### TASK DESCRIPTION
Filtering the records below, copy only those lines that include the word "title".

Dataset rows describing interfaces
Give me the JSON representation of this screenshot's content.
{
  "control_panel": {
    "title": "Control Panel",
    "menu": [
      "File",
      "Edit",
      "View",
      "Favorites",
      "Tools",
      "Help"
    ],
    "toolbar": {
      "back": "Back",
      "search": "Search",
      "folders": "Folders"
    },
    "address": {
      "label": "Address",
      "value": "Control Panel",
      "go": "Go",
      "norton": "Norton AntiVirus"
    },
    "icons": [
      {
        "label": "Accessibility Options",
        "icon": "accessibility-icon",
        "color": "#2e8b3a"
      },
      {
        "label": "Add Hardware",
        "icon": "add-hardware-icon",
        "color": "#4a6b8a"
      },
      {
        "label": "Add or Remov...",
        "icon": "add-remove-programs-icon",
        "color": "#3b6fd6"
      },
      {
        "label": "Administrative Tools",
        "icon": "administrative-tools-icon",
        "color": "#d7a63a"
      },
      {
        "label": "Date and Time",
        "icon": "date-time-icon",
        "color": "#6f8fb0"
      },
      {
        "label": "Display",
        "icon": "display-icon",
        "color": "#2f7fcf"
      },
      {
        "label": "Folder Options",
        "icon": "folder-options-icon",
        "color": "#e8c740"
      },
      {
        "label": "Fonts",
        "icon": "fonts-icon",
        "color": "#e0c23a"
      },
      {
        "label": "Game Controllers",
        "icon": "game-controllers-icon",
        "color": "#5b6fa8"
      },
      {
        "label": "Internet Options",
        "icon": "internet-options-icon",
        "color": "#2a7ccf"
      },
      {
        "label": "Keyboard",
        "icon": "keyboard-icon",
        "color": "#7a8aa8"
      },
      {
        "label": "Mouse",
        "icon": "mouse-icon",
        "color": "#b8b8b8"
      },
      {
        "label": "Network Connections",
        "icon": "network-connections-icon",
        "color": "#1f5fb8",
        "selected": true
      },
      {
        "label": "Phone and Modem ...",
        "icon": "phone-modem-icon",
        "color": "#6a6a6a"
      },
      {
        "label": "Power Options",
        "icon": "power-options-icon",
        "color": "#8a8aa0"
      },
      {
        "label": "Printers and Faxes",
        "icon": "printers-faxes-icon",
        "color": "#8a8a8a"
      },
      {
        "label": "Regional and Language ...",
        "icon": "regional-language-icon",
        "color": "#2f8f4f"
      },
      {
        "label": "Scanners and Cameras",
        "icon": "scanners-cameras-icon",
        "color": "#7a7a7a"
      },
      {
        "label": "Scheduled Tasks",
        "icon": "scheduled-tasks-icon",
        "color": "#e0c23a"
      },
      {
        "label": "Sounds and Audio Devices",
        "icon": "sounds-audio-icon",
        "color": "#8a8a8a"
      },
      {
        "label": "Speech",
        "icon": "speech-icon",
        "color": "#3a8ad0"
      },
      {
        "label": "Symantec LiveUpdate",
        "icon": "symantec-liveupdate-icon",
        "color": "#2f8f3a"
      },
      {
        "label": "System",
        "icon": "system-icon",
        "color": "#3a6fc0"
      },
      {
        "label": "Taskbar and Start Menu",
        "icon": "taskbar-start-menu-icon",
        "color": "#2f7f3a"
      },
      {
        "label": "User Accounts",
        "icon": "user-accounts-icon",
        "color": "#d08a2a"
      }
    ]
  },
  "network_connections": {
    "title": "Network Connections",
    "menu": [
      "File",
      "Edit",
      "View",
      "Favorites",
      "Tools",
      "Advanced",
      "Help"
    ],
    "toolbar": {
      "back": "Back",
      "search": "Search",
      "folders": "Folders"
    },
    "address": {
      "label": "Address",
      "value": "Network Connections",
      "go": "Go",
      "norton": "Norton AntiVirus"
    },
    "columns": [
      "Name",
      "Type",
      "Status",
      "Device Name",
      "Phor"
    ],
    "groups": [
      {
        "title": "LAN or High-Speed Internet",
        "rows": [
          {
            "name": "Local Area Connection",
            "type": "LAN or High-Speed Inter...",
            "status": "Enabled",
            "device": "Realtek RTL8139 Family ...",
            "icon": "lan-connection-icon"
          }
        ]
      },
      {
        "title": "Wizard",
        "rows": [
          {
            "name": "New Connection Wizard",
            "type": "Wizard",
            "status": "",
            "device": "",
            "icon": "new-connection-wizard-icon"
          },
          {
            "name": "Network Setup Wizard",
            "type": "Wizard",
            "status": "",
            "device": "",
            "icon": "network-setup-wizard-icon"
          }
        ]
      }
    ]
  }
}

### RESPONSE
    "title": "Control Panel",
    "title": "Network Connections",
        "title": "LAN or High-Speed Internet",
        "title": "Wizard",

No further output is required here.